At the fifth meeting of Silverstein's committee (25 September 1958) the agenda concerned liquid hydrogen pumping and storable propellants. Richard Coar and Walter Doll of Pratt & Whitney Aircraft discussed their experience with liquid  hydrogen pumps. One pump developed for "another purpose" (i.e., Suntan) had a flow rate of 2.2 kilograms per second with 17 hours of operation; a second pump had a flow rate of 45 kilograms per second with a delivery pressure of 54 atmospheres. They offered to deliver the latter pump in 18 months at a cost of $4.5 million. Stanley Gunn and Merle Huppert discussed Rocketdyne work on liquid-hydrogen pumps. They envisioned a six-stage, axial-flow pump.
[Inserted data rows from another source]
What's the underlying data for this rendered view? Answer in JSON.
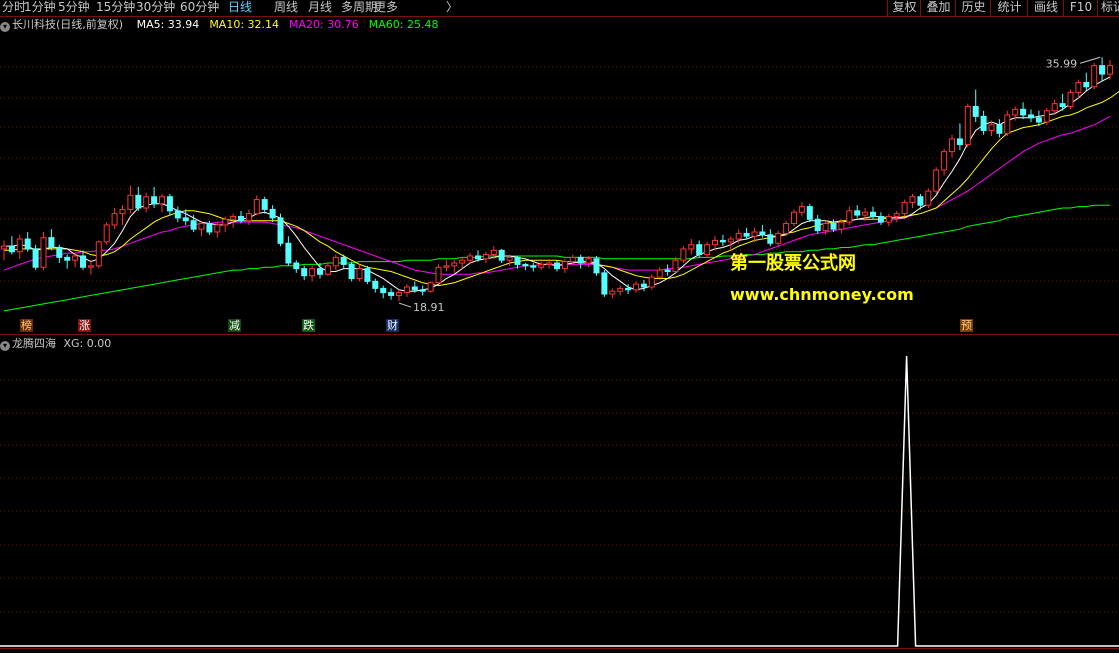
{
  "toolbar": {
    "tabs": [
      {
        "label": "分时",
        "active": false
      },
      {
        "label": "1分钟",
        "active": false
      },
      {
        "label": "5分钟",
        "active": false
      },
      {
        "label": "15分钟",
        "active": false
      },
      {
        "label": "30分钟",
        "active": false
      },
      {
        "label": "60分钟",
        "active": false
      },
      {
        "label": "日线",
        "active": true
      },
      {
        "label": "周线",
        "active": false
      },
      {
        "label": "月线",
        "active": false
      },
      {
        "label": "多周期",
        "active": false
      },
      {
        "label": "更多",
        "active": false
      }
    ],
    "more_arrow": "〉",
    "right_tabs": [
      "复权",
      "叠加",
      "历史",
      "统计",
      "画线",
      "F10",
      "标记"
    ]
  },
  "stock_title": "长川科技(日线,前复权)",
  "ma_labels": [
    {
      "label": "MA5: 33.94",
      "color": "#ffffff"
    },
    {
      "label": "MA10: 32.14",
      "color": "#ffff00"
    },
    {
      "label": "MA20: 30.76",
      "color": "#ff00ff"
    },
    {
      "label": "MA60: 25.48",
      "color": "#00ff00"
    }
  ],
  "indicator_title": "龙腾四海",
  "indicator_value": "XG: 0.00",
  "price_annotations": {
    "high": "35.99",
    "low": "18.91"
  },
  "signals": [
    {
      "text": "榜",
      "bg": "#6a2a0a",
      "color": "#ffd080"
    },
    {
      "text": "涨",
      "bg": "#8a1010",
      "color": "#ffffff"
    },
    {
      "text": "减",
      "bg": "#104a10",
      "color": "#ffffff"
    },
    {
      "text": "跌",
      "bg": "#0f5a0f",
      "color": "#ffffff"
    },
    {
      "text": "财",
      "bg": "#102a6a",
      "color": "#ffffff"
    },
    {
      "text": "预",
      "bg": "#7a3a0a",
      "color": "#ffd080"
    }
  ],
  "watermark": {
    "line1": "第一股票公式网",
    "line2": "www.chnmoney.com"
  },
  "colors": {
    "up": "#ff3232",
    "down": "#54ffff",
    "ma5": "#ffffff",
    "ma10": "#ffff00",
    "ma20": "#ff00ff",
    "ma60": "#00ff00",
    "grid": "#7a1010",
    "indicator": "#ffffff"
  },
  "chart_data": {
    "type": "candlestick",
    "ylim": [
      17.5,
      37.5
    ],
    "candles": [
      [
        22.4,
        23.0,
        21.6,
        22.6
      ],
      [
        22.6,
        23.3,
        22.0,
        22.2
      ],
      [
        22.2,
        23.4,
        21.7,
        23.1
      ],
      [
        23.1,
        23.6,
        22.2,
        22.4
      ],
      [
        22.4,
        22.7,
        20.9,
        21.1
      ],
      [
        21.1,
        23.6,
        20.9,
        23.2
      ],
      [
        23.2,
        23.8,
        22.3,
        22.5
      ],
      [
        22.5,
        22.7,
        21.4,
        21.8
      ],
      [
        21.8,
        22.0,
        21.0,
        21.6
      ],
      [
        21.6,
        22.1,
        21.1,
        21.9
      ],
      [
        21.9,
        22.3,
        20.9,
        21.1
      ],
      [
        21.1,
        21.6,
        20.6,
        21.2
      ],
      [
        21.2,
        23.0,
        21.0,
        22.9
      ],
      [
        22.9,
        24.3,
        22.7,
        24.1
      ],
      [
        24.1,
        25.3,
        23.8,
        24.9
      ],
      [
        24.9,
        25.5,
        24.1,
        25.2
      ],
      [
        25.2,
        26.9,
        24.9,
        26.2
      ],
      [
        26.2,
        26.8,
        25.1,
        25.3
      ],
      [
        25.3,
        26.4,
        25.0,
        26.1
      ],
      [
        26.1,
        26.8,
        25.3,
        25.6
      ],
      [
        25.6,
        26.3,
        25.0,
        26.1
      ],
      [
        26.1,
        26.3,
        24.8,
        25.1
      ],
      [
        25.1,
        25.4,
        24.3,
        24.6
      ],
      [
        24.6,
        25.2,
        24.1,
        24.4
      ],
      [
        24.4,
        24.8,
        23.6,
        23.8
      ],
      [
        23.8,
        24.4,
        23.3,
        24.2
      ],
      [
        24.2,
        24.4,
        23.4,
        23.6
      ],
      [
        23.6,
        24.3,
        23.2,
        24.1
      ],
      [
        24.1,
        24.7,
        23.6,
        24.5
      ],
      [
        24.5,
        24.9,
        23.9,
        24.7
      ],
      [
        24.7,
        25.1,
        24.2,
        24.4
      ],
      [
        24.4,
        25.2,
        24.1,
        24.9
      ],
      [
        24.9,
        26.2,
        24.8,
        25.9
      ],
      [
        25.9,
        26.1,
        24.9,
        25.2
      ],
      [
        25.2,
        25.5,
        24.3,
        24.6
      ],
      [
        24.6,
        24.9,
        22.6,
        22.8
      ],
      [
        22.8,
        23.3,
        21.2,
        21.4
      ],
      [
        21.4,
        21.6,
        20.7,
        21.0
      ],
      [
        21.0,
        21.2,
        20.2,
        20.5
      ],
      [
        20.5,
        21.2,
        20.1,
        21.0
      ],
      [
        21.0,
        21.4,
        20.3,
        20.6
      ],
      [
        20.6,
        21.4,
        20.5,
        21.2
      ],
      [
        21.2,
        22.0,
        20.9,
        21.8
      ],
      [
        21.8,
        22.0,
        21.0,
        21.3
      ],
      [
        21.3,
        21.5,
        20.1,
        20.3
      ],
      [
        20.3,
        21.3,
        20.1,
        21.0
      ],
      [
        21.0,
        21.2,
        19.9,
        20.1
      ],
      [
        20.1,
        20.3,
        19.3,
        19.6
      ],
      [
        19.6,
        19.8,
        18.9,
        19.3
      ],
      [
        19.3,
        19.6,
        18.8,
        19.1
      ],
      [
        19.1,
        19.5,
        18.7,
        19.3
      ],
      [
        19.3,
        19.9,
        19.0,
        19.7
      ],
      [
        19.7,
        20.1,
        19.3,
        19.5
      ],
      [
        19.5,
        19.8,
        19.1,
        19.4
      ],
      [
        19.4,
        20.1,
        19.3,
        20.0
      ],
      [
        20.0,
        21.3,
        19.9,
        21.1
      ],
      [
        21.1,
        21.6,
        20.8,
        21.2
      ],
      [
        21.2,
        21.6,
        20.7,
        21.4
      ],
      [
        21.4,
        21.8,
        21.0,
        21.6
      ],
      [
        21.6,
        22.1,
        21.3,
        21.9
      ],
      [
        21.9,
        22.3,
        21.5,
        21.7
      ],
      [
        21.7,
        22.2,
        21.4,
        22.0
      ],
      [
        22.0,
        22.6,
        21.7,
        22.3
      ],
      [
        22.3,
        22.4,
        21.4,
        21.6
      ],
      [
        21.6,
        22.0,
        21.2,
        21.8
      ],
      [
        21.8,
        21.9,
        21.0,
        21.3
      ],
      [
        21.3,
        21.4,
        20.9,
        21.2
      ],
      [
        21.2,
        21.4,
        20.8,
        21.1
      ],
      [
        21.1,
        21.5,
        20.9,
        21.3
      ],
      [
        21.3,
        21.7,
        21.0,
        21.4
      ],
      [
        21.4,
        21.6,
        20.8,
        21.0
      ],
      [
        21.0,
        21.7,
        20.7,
        21.5
      ],
      [
        21.5,
        22.0,
        21.3,
        21.8
      ],
      [
        21.8,
        22.0,
        21.0,
        21.4
      ],
      [
        21.4,
        21.9,
        21.1,
        21.7
      ],
      [
        21.7,
        21.9,
        20.5,
        20.7
      ],
      [
        20.7,
        20.9,
        19.0,
        19.2
      ],
      [
        19.2,
        19.6,
        18.9,
        19.4
      ],
      [
        19.4,
        19.8,
        19.1,
        19.6
      ],
      [
        19.6,
        19.9,
        19.2,
        19.5
      ],
      [
        19.5,
        20.1,
        19.3,
        19.9
      ],
      [
        19.9,
        20.2,
        19.4,
        19.7
      ],
      [
        19.7,
        20.6,
        19.5,
        20.4
      ],
      [
        20.4,
        21.1,
        20.2,
        20.9
      ],
      [
        20.9,
        21.3,
        20.5,
        20.8
      ],
      [
        20.8,
        21.8,
        20.7,
        21.6
      ],
      [
        21.6,
        22.6,
        21.4,
        22.4
      ],
      [
        22.4,
        23.1,
        22.0,
        22.7
      ],
      [
        22.7,
        23.0,
        21.8,
        22.0
      ],
      [
        22.0,
        22.9,
        21.8,
        22.7
      ],
      [
        22.7,
        23.3,
        22.3,
        23.0
      ],
      [
        23.0,
        23.4,
        22.6,
        22.9
      ],
      [
        22.9,
        23.3,
        22.3,
        23.1
      ],
      [
        23.1,
        23.8,
        22.8,
        23.5
      ],
      [
        23.5,
        23.9,
        23.1,
        23.3
      ],
      [
        23.3,
        23.9,
        22.9,
        23.6
      ],
      [
        23.6,
        24.1,
        23.2,
        23.4
      ],
      [
        23.4,
        23.8,
        22.6,
        22.8
      ],
      [
        22.8,
        23.7,
        22.6,
        23.5
      ],
      [
        23.5,
        24.4,
        23.3,
        24.2
      ],
      [
        24.2,
        25.2,
        24.0,
        25.0
      ],
      [
        25.0,
        25.7,
        24.7,
        25.4
      ],
      [
        25.4,
        25.6,
        24.3,
        24.5
      ],
      [
        24.5,
        24.8,
        23.5,
        23.7
      ],
      [
        23.7,
        24.4,
        23.4,
        24.2
      ],
      [
        24.2,
        24.5,
        23.6,
        23.8
      ],
      [
        23.8,
        24.5,
        23.5,
        24.3
      ],
      [
        24.3,
        25.4,
        24.1,
        25.1
      ],
      [
        25.1,
        25.5,
        24.6,
        24.8
      ],
      [
        24.8,
        25.3,
        24.4,
        25.0
      ],
      [
        25.0,
        25.4,
        24.5,
        24.7
      ],
      [
        24.7,
        25.0,
        24.1,
        24.3
      ],
      [
        24.3,
        24.9,
        24.0,
        24.7
      ],
      [
        24.7,
        25.1,
        24.3,
        24.9
      ],
      [
        24.9,
        25.9,
        24.7,
        25.7
      ],
      [
        25.7,
        26.3,
        25.3,
        26.1
      ],
      [
        26.1,
        26.3,
        25.2,
        25.5
      ],
      [
        25.5,
        26.7,
        25.3,
        26.5
      ],
      [
        26.5,
        28.2,
        26.3,
        28.0
      ],
      [
        28.0,
        29.5,
        27.6,
        29.3
      ],
      [
        29.3,
        30.5,
        28.9,
        30.2
      ],
      [
        30.2,
        31.3,
        29.4,
        29.8
      ],
      [
        29.8,
        32.7,
        29.6,
        32.5
      ],
      [
        32.5,
        33.7,
        31.4,
        31.8
      ],
      [
        31.8,
        32.2,
        30.5,
        30.8
      ],
      [
        30.8,
        31.5,
        30.4,
        31.2
      ],
      [
        31.2,
        31.6,
        30.3,
        30.6
      ],
      [
        30.6,
        32.2,
        30.4,
        31.9
      ],
      [
        31.9,
        32.5,
        31.5,
        32.3
      ],
      [
        32.3,
        32.8,
        31.6,
        31.9
      ],
      [
        31.9,
        32.3,
        31.4,
        31.7
      ],
      [
        31.7,
        32.2,
        31.1,
        31.4
      ],
      [
        31.4,
        32.4,
        31.2,
        32.2
      ],
      [
        32.2,
        33.0,
        31.9,
        32.7
      ],
      [
        32.7,
        33.4,
        32.2,
        32.5
      ],
      [
        32.5,
        33.7,
        32.3,
        33.5
      ],
      [
        33.5,
        34.4,
        33.1,
        34.2
      ],
      [
        34.2,
        34.9,
        33.6,
        33.9
      ],
      [
        33.9,
        35.6,
        33.7,
        35.4
      ],
      [
        35.4,
        35.99,
        34.3,
        34.8
      ],
      [
        34.8,
        35.8,
        34.4,
        35.4
      ]
    ],
    "ma5": [
      22.6,
      22.6,
      22.7,
      22.6,
      22.3,
      22.4,
      22.5,
      22.5,
      22.4,
      22.0,
      21.8,
      21.5,
      21.7,
      22.2,
      22.8,
      23.7,
      24.7,
      25.3,
      25.5,
      25.6,
      25.6,
      25.4,
      25.1,
      24.9,
      24.6,
      24.3,
      24.2,
      24.1,
      24.1,
      24.3,
      24.5,
      24.6,
      24.9,
      25.0,
      24.8,
      24.6,
      24.0,
      23.3,
      22.5,
      21.8,
      21.1,
      20.8,
      20.8,
      21.0,
      21.0,
      21.0,
      20.9,
      20.6,
      20.3,
      19.9,
      19.5,
      19.4,
      19.4,
      19.5,
      19.6,
      19.9,
      20.3,
      20.6,
      21.0,
      21.4,
      21.6,
      21.7,
      21.8,
      21.9,
      21.9,
      21.8,
      21.7,
      21.5,
      21.3,
      21.3,
      21.2,
      21.3,
      21.4,
      21.5,
      21.5,
      21.4,
      21.0,
      20.5,
      20.1,
      19.7,
      19.5,
      19.6,
      19.8,
      20.0,
      20.3,
      20.7,
      21.2,
      21.7,
      22.0,
      22.2,
      22.4,
      22.5,
      22.7,
      23.0,
      23.1,
      23.3,
      23.4,
      23.3,
      23.3,
      23.4,
      23.8,
      24.2,
      24.4,
      24.4,
      24.4,
      24.3,
      24.3,
      24.4,
      24.5,
      24.6,
      24.7,
      24.7,
      24.6,
      24.6,
      24.6,
      24.9,
      25.3,
      25.6,
      26.2,
      27.1,
      27.9,
      28.8,
      29.9,
      30.8,
      31.2,
      31.4,
      31.2,
      31.5,
      31.7,
      31.7,
      31.7,
      31.8,
      31.9,
      32.0,
      32.3,
      32.7,
      33.1,
      33.6,
      34.0,
      34.3,
      34.6
    ],
    "ma10": [
      22.3,
      22.3,
      22.4,
      22.4,
      22.4,
      22.4,
      22.4,
      22.4,
      22.4,
      22.3,
      22.2,
      22.0,
      21.9,
      22.0,
      22.2,
      22.6,
      23.1,
      23.5,
      23.9,
      24.3,
      24.6,
      24.8,
      25.0,
      25.1,
      25.1,
      25.0,
      24.9,
      24.7,
      24.5,
      24.4,
      24.4,
      24.4,
      24.4,
      24.4,
      24.4,
      24.4,
      24.2,
      24.0,
      23.7,
      23.3,
      22.9,
      22.6,
      22.2,
      21.9,
      21.6,
      21.3,
      21.1,
      21.0,
      20.9,
      20.8,
      20.6,
      20.4,
      20.2,
      20.0,
      19.9,
      19.8,
      19.9,
      20.0,
      20.2,
      20.4,
      20.6,
      20.8,
      21.0,
      21.2,
      21.4,
      21.5,
      21.6,
      21.6,
      21.6,
      21.6,
      21.6,
      21.5,
      21.5,
      21.4,
      21.4,
      21.3,
      21.2,
      21.1,
      20.9,
      20.7,
      20.5,
      20.4,
      20.3,
      20.3,
      20.3,
      20.4,
      20.6,
      20.9,
      21.2,
      21.5,
      21.8,
      22.1,
      22.3,
      22.6,
      22.8,
      23.0,
      23.1,
      23.2,
      23.3,
      23.5,
      23.6,
      23.8,
      23.9,
      24.1,
      24.2,
      24.3,
      24.4,
      24.4,
      24.5,
      24.5,
      24.5,
      24.5,
      24.6,
      24.6,
      24.7,
      24.8,
      24.9,
      25.1,
      25.3,
      25.8,
      26.3,
      26.8,
      27.4,
      28.1,
      28.8,
      29.5,
      30.1,
      30.6,
      30.8,
      31.0,
      31.1,
      31.2,
      31.4,
      31.6,
      31.8,
      31.9,
      32.1,
      32.4,
      32.6,
      32.8,
      33.1,
      33.5,
      33.9
    ],
    "ma20": [
      20.9,
      21.1,
      21.3,
      21.5,
      21.7,
      21.8,
      21.9,
      22.0,
      22.1,
      22.1,
      22.2,
      22.2,
      22.3,
      22.3,
      22.4,
      22.6,
      22.8,
      23.0,
      23.2,
      23.4,
      23.6,
      23.7,
      23.9,
      24.0,
      24.1,
      24.2,
      24.2,
      24.3,
      24.3,
      24.3,
      24.3,
      24.3,
      24.3,
      24.3,
      24.2,
      24.1,
      24.0,
      23.9,
      23.7,
      23.5,
      23.3,
      23.1,
      22.9,
      22.7,
      22.5,
      22.3,
      22.1,
      21.9,
      21.7,
      21.5,
      21.3,
      21.1,
      20.9,
      20.8,
      20.7,
      20.6,
      20.6,
      20.6,
      20.6,
      20.6,
      20.7,
      20.7,
      20.8,
      20.9,
      21.0,
      21.1,
      21.2,
      21.2,
      21.3,
      21.3,
      21.3,
      21.3,
      21.3,
      21.3,
      21.3,
      21.3,
      21.2,
      21.1,
      21.0,
      20.9,
      20.9,
      20.9,
      20.9,
      20.9,
      21.0,
      21.0,
      21.1,
      21.2,
      21.3,
      21.4,
      21.5,
      21.6,
      21.7,
      21.8,
      21.9,
      22.0,
      22.2,
      22.4,
      22.6,
      22.8,
      23.0,
      23.2,
      23.4,
      23.5,
      23.6,
      23.7,
      23.8,
      23.9,
      24.0,
      24.1,
      24.2,
      24.3,
      24.4,
      24.5,
      24.6,
      24.8,
      24.9,
      25.1,
      25.3,
      25.6,
      25.9,
      26.2,
      26.5,
      26.9,
      27.3,
      27.7,
      28.1,
      28.5,
      28.9,
      29.3,
      29.6,
      29.9,
      30.1,
      30.3,
      30.5,
      30.6,
      30.8,
      31.0,
      31.2,
      31.5,
      31.8
    ],
    "ma60": [
      18.0,
      18.1,
      18.2,
      18.3,
      18.4,
      18.5,
      18.6,
      18.7,
      18.8,
      18.9,
      19.0,
      19.1,
      19.2,
      19.3,
      19.4,
      19.5,
      19.6,
      19.7,
      19.8,
      19.9,
      20.0,
      20.1,
      20.2,
      20.3,
      20.4,
      20.5,
      20.6,
      20.7,
      20.8,
      20.9,
      20.9,
      21.0,
      21.0,
      21.1,
      21.1,
      21.2,
      21.2,
      21.2,
      21.3,
      21.3,
      21.3,
      21.4,
      21.4,
      21.4,
      21.4,
      21.5,
      21.5,
      21.5,
      21.5,
      21.5,
      21.5,
      21.6,
      21.6,
      21.6,
      21.6,
      21.7,
      21.7,
      21.7,
      21.8,
      21.8,
      21.8,
      21.9,
      21.9,
      21.9,
      21.9,
      21.9,
      21.9,
      21.9,
      21.9,
      21.9,
      21.9,
      21.8,
      21.8,
      21.8,
      21.8,
      21.8,
      21.7,
      21.7,
      21.7,
      21.7,
      21.7,
      21.7,
      21.7,
      21.7,
      21.7,
      21.7,
      21.7,
      21.7,
      21.8,
      21.8,
      21.8,
      21.9,
      21.9,
      21.9,
      22.0,
      22.0,
      22.0,
      22.1,
      22.1,
      22.2,
      22.2,
      22.2,
      22.3,
      22.3,
      22.4,
      22.4,
      22.5,
      22.5,
      22.6,
      22.7,
      22.7,
      22.8,
      22.9,
      23.0,
      23.1,
      23.2,
      23.3,
      23.4,
      23.5,
      23.6,
      23.7,
      23.8,
      24.0,
      24.1,
      24.2,
      24.3,
      24.4,
      24.6,
      24.7,
      24.8,
      24.9,
      25.0,
      25.1,
      25.2,
      25.3,
      25.3,
      25.4,
      25.4,
      25.5,
      25.5,
      25.5
    ],
    "xg_signal": {
      "total_bars": 141,
      "spike_bar": 114,
      "value": 1
    },
    "ylabel": "",
    "xlabel": ""
  }
}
Tests of single stages of such a pump were scheduled for November, as part of the firm's work on the nuclear rocket. These presentations gave further evidence to the working group that pumping liquid hydrogen was not a major obstacle to the development of a pump-fed, hydrogen-oxygen rocket engine.21
Other than information exchange, the Silverstein committee took no action to initiate development of a high-energy upper stage. Tischler drafted plans for two sizes of hydrogen-oxygen engines but they were tabled. Alfred Nelson summarized high-energy propellants, engines, and stage designs. Thrust levels varied from 31 to 600 kilonewtons (7000 to 135 000 lb). In NASA's first ten-year plan (November 1958), mention was made that hydrogen-oxygen upper stages in the 45 to 445 kilonewtons (10 000 to 100 000 lb thrust) range would be available.22
One of the eight organizations whose high-energy propellant data Tischler's working group had studied for the Silverstein committee**** was the NASA Lewis laboratory, where both men still had close ties. Since the Lewis research continued to influence the former Lewis men in NASA headquarters, a summary of it during 1958-1959 is pertinent.
* Attendees at the initial meeting were: for ARPA, Dr. Arthur Stosick and Richard Cesaro; for the Air Force, Col. Donald Heaton, ARDC, and C. W. Schnare and William Rogers, WADC; for NASA, William Woodward and A. o. Tischler.
** Other members: R. B. Canright and R. S. Cesaro of ARPA; Joseph Rogers and Alfred Nelson, WADC; Alfred Garner, ARDC; and M.L. Moseson, NACA-Lewis. Nelson was a propulsion analyst at Wright Field; Schnare was the chief rocket engine expert at Wright Field and Joseph Rogers worked for him. Moseson was a design specialist at NACA-Lewis.
*** Attendees: Dr. Jack Irvine, Richard Cesaro for ARPA; Col. Donald Heaton, C. W. Schnare, Joseph Rogers, Richard Shaw, and B. Chasman for ARDC: Lt. Col. Nils Nengtson for AOMC; Dr. Abe Silverstein, William Woodward, and A. O. Tischler for NASA.
**** Bell Aircraft North
American Aviation, Aerojet-General, General Dynamics-Astronautics,
Marting, Space Technology Laboratories, Wright Air Development
Center, and the NASA Lewis laboratory.